The next day after the funeral was the end of year school assembly. I am prone to silent tears at various inappropriate times, and as we walked in a grade five girl was playing the piano so beautifully I was struggling for composure. All it takes is 20 kids finishing their primary school years, and some well chosen minor chords, and I am like a limp rag.
If you have ever sat through something like a final assembly you'll know they go on forever and always feature a) endearingly bad trumpet playing, b) Scottish country dancing and c) a Village People song reworded to mention everyone in the graduating class. This is true everywhere from Utah to Uganda. Fortunately this one was a daytime thing, so the spectacle of tired dads asleep with their mouths open, drooling, was averted. Just.
We knew we had one thing to look forward to at least. We were forewarned that Marcus had won a medal in one of the maths competitions. We don't know how many medals are given out, whether this means he topped the state in Middle Primary or what, but the principal said in his speech that it was the only one he had ever seen awarded in 30 years. Marcus was bursting with pride and we were too - it was good. He got a tiny medal, a certificate, and a book voucher - entitling him to any of the books published by the Australian Mathematics Trust (sample title: Chinese Mathematics Competitions 1981-1993)

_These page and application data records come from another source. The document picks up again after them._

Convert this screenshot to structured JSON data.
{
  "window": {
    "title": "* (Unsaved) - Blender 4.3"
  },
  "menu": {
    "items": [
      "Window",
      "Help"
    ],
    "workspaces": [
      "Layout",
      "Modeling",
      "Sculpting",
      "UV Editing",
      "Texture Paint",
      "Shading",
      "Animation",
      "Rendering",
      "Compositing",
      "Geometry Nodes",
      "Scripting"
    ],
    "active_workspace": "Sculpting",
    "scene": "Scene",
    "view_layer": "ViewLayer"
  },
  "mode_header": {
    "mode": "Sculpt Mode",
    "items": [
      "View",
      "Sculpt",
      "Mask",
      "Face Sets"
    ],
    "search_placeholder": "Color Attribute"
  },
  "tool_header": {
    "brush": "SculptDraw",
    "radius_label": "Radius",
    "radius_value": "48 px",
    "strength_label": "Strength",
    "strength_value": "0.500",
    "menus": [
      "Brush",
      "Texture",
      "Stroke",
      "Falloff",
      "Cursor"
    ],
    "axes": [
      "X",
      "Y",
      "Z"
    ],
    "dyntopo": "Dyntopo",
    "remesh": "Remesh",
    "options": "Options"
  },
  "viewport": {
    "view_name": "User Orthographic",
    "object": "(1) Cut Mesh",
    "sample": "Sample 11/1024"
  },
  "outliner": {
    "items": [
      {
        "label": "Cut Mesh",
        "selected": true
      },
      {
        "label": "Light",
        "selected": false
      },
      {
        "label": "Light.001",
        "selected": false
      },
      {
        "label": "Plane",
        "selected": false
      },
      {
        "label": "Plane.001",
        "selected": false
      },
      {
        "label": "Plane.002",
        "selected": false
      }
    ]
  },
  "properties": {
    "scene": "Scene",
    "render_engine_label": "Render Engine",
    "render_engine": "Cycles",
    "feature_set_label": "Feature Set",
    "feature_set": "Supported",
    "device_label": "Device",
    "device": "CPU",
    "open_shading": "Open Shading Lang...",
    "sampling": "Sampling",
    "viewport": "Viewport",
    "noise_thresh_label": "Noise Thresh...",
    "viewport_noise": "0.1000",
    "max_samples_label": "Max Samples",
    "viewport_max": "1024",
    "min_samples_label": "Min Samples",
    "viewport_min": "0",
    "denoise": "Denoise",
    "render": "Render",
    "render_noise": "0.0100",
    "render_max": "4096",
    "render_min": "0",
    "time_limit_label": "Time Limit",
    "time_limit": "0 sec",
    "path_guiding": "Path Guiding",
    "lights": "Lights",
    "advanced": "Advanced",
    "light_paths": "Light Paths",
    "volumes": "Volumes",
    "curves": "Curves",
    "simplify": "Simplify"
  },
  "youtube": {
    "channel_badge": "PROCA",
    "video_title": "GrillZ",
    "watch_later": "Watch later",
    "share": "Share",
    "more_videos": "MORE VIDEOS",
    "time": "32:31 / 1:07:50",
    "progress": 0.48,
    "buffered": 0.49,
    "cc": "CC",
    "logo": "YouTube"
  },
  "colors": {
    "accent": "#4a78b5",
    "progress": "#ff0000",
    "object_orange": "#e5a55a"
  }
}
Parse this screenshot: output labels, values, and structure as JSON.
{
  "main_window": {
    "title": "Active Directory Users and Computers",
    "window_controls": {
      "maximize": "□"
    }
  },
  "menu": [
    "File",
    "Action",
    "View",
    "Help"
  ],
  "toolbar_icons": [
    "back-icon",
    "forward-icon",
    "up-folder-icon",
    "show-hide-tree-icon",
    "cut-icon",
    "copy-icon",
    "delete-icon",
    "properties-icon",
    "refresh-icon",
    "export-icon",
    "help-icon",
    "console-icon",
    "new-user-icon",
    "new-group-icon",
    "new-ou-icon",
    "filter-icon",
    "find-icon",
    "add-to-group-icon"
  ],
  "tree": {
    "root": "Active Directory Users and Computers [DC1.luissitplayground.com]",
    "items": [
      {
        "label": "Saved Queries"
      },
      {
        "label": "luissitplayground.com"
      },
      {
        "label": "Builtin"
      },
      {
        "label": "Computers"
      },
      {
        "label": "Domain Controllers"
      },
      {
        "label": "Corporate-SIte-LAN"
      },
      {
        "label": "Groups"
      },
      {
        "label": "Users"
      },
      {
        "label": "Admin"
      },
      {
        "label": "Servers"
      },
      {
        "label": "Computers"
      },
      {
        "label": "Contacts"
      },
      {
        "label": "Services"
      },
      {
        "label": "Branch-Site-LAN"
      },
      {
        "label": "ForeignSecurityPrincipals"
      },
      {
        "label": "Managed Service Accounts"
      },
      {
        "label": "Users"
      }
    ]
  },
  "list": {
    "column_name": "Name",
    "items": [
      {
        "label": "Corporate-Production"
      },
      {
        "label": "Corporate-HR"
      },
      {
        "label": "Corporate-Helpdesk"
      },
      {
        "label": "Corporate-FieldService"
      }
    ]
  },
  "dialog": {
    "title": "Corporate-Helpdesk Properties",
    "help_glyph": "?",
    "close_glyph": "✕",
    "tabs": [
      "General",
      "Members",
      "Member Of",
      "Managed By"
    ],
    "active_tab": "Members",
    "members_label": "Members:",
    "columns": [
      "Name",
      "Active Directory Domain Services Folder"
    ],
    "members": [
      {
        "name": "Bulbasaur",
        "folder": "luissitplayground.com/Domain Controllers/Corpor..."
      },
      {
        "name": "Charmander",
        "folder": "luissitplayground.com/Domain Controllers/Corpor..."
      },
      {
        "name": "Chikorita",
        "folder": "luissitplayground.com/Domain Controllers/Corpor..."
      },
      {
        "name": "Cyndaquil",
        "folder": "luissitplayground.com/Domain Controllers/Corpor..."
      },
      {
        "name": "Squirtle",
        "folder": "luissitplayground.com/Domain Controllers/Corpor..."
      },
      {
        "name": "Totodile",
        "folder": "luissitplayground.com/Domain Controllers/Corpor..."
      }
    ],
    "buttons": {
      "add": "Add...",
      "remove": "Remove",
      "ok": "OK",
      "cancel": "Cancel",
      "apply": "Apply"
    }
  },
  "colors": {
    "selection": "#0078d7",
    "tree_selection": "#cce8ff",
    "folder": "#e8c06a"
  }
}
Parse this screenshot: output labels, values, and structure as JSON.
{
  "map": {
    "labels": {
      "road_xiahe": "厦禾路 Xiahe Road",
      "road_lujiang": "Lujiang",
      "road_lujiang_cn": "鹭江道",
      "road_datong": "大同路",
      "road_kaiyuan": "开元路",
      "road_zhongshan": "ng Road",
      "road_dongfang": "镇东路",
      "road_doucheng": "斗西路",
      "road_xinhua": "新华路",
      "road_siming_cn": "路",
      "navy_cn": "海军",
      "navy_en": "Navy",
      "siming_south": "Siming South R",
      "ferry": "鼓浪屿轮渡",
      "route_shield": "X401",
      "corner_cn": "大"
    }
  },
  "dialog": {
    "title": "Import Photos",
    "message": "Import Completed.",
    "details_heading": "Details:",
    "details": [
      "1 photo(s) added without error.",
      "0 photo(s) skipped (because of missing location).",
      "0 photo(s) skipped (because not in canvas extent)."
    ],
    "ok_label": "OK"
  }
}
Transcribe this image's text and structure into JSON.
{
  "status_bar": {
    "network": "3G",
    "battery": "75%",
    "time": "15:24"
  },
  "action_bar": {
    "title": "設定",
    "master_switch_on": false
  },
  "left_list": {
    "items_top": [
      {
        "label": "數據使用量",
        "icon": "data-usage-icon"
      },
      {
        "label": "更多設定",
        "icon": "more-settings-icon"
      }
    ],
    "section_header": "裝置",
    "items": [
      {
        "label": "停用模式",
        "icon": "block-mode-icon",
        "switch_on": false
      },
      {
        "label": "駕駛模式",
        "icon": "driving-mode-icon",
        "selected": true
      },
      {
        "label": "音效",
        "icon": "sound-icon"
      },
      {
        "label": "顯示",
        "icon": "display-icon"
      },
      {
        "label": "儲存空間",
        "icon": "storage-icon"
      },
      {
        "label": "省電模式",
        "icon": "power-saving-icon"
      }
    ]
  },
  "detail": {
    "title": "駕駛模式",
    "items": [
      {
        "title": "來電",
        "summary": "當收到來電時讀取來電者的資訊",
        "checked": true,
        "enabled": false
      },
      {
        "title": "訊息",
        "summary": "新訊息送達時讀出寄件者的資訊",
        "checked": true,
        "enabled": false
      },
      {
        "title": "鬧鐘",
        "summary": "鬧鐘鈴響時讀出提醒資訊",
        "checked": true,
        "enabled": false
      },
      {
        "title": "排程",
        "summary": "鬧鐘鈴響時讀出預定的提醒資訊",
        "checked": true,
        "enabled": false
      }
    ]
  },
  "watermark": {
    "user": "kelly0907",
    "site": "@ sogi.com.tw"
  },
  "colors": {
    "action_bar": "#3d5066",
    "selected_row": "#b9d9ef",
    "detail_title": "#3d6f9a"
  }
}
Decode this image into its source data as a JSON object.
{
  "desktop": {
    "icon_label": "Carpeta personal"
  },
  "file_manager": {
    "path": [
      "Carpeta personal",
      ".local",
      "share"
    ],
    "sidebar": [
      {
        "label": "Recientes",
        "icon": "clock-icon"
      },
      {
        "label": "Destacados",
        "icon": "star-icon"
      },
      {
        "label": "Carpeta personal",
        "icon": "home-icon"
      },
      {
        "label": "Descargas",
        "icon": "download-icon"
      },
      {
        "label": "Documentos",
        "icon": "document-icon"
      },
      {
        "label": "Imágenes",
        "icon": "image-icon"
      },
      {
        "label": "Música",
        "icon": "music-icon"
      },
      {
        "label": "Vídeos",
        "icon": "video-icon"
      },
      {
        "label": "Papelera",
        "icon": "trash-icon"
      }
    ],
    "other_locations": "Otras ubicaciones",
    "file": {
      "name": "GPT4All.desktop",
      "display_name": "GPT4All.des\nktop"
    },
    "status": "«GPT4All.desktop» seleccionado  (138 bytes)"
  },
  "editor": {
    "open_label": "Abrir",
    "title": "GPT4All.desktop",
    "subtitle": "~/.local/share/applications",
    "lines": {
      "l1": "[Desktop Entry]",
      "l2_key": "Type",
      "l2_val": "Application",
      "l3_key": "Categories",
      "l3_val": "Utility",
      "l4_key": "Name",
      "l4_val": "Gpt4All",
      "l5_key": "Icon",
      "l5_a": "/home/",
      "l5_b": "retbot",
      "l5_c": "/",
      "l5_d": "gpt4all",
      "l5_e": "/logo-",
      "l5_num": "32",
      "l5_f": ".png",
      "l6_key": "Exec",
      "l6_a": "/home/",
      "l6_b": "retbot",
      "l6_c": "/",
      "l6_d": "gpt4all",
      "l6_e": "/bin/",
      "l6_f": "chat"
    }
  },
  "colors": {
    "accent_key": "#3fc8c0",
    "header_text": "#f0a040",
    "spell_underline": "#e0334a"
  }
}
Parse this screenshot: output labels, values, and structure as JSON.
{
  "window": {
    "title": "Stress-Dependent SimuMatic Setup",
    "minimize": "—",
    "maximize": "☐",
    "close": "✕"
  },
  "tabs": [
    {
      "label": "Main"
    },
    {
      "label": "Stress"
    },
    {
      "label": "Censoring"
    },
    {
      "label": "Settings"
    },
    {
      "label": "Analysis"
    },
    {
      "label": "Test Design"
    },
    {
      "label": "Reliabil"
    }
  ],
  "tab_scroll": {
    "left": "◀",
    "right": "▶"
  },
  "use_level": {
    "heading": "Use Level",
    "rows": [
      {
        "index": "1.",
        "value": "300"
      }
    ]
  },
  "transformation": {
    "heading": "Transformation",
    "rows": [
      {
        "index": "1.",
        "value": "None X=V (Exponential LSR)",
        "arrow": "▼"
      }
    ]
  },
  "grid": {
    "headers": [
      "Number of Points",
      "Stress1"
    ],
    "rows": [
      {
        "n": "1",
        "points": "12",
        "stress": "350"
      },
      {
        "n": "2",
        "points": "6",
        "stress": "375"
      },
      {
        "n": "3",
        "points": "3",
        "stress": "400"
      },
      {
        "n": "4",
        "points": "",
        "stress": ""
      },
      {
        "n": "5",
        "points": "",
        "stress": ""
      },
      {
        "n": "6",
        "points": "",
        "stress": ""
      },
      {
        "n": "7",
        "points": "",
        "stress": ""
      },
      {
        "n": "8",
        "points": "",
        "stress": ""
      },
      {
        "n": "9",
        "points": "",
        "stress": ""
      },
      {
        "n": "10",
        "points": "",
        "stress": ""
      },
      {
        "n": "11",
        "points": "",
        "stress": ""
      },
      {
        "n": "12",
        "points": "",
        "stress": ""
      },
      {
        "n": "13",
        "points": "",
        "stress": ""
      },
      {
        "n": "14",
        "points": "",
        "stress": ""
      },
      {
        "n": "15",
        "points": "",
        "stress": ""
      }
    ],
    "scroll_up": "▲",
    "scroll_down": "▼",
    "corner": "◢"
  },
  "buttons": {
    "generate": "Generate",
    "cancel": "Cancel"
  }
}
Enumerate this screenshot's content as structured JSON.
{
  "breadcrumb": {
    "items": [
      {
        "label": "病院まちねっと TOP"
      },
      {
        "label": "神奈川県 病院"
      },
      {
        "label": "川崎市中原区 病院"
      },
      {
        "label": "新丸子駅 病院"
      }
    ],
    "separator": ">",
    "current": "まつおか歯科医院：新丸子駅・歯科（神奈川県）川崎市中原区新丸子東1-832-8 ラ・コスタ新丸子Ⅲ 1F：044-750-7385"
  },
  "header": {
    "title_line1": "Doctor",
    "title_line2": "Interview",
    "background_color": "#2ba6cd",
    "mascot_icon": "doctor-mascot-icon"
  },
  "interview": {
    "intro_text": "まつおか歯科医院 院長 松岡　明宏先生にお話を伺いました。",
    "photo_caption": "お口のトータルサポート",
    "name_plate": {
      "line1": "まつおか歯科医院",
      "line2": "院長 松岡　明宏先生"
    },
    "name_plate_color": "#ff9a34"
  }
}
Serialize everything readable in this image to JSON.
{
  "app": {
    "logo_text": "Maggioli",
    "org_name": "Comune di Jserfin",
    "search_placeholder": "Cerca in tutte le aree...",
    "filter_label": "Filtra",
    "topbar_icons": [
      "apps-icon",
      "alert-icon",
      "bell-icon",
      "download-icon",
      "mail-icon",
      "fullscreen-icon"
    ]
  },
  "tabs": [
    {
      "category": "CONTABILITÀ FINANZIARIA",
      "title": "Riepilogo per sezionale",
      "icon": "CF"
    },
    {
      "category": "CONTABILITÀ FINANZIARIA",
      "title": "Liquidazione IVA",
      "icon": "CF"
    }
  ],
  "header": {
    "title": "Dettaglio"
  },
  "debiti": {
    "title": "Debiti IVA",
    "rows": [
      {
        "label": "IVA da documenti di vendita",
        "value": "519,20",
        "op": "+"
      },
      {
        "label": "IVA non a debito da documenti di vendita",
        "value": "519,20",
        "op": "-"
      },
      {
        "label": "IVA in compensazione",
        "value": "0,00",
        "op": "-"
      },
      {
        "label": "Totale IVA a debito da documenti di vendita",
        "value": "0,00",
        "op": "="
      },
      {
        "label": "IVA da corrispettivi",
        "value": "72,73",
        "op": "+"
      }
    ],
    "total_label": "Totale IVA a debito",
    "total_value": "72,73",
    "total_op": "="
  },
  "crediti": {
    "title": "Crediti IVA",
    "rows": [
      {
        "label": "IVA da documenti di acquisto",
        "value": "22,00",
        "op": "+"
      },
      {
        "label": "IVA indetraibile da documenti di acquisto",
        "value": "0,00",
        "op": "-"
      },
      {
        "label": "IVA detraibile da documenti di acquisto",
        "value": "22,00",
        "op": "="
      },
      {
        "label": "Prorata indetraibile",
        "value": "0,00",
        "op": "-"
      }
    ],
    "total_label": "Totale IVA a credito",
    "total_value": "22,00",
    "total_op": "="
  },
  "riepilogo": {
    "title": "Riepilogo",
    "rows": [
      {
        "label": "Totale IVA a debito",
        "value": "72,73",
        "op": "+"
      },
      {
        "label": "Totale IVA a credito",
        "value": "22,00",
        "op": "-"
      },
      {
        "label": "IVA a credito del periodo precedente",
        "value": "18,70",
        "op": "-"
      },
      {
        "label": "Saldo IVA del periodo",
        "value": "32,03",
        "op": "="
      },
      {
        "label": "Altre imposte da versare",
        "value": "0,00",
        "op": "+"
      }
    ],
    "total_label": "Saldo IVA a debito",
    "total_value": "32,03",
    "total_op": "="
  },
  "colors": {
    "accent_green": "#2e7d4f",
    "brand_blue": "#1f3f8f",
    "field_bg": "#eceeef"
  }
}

I must mention again the Scottish Country Dancing. One finishing grade 6 girl is the daughter of the SCD's valiant matriarch. The bonny lass had choreographed a special graduating dance of excruciating slowness. It was like watching someone riding a bike too slow - someone had to fall over soon. Just as the tension was becoming unbearable, they sped up. Elf and I compared notes later and we had both looked out the window because we just couldn't bear to watch.